__TASK__:
From the entries below, work out the number of lines that hold the word "views", and give that number alone.

MATERIAL FOR THIS EXERCISE START

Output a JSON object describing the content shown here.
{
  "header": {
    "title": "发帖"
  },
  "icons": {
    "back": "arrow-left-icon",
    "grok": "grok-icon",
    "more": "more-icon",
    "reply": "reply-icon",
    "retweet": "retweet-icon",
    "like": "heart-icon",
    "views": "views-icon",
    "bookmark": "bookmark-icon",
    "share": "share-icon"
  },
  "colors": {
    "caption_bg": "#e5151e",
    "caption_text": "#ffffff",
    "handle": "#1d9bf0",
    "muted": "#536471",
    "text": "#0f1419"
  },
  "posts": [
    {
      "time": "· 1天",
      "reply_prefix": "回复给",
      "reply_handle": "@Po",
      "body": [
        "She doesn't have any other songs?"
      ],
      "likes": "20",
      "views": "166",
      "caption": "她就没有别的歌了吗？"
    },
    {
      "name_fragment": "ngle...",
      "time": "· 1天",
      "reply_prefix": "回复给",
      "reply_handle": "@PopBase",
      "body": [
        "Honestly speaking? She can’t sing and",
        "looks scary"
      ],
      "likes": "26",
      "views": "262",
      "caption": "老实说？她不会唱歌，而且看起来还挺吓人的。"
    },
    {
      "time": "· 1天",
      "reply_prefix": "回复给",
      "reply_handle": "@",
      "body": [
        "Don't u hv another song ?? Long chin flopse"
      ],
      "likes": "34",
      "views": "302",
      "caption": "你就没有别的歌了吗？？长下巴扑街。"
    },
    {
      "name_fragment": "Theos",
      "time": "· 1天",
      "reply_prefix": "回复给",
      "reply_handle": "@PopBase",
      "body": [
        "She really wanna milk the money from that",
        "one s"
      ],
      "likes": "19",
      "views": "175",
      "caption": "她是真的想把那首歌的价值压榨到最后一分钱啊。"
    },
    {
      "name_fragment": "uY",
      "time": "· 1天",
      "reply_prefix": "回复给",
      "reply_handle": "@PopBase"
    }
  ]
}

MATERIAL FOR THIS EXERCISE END

__RESULT OF THIS EXERCISE__:
5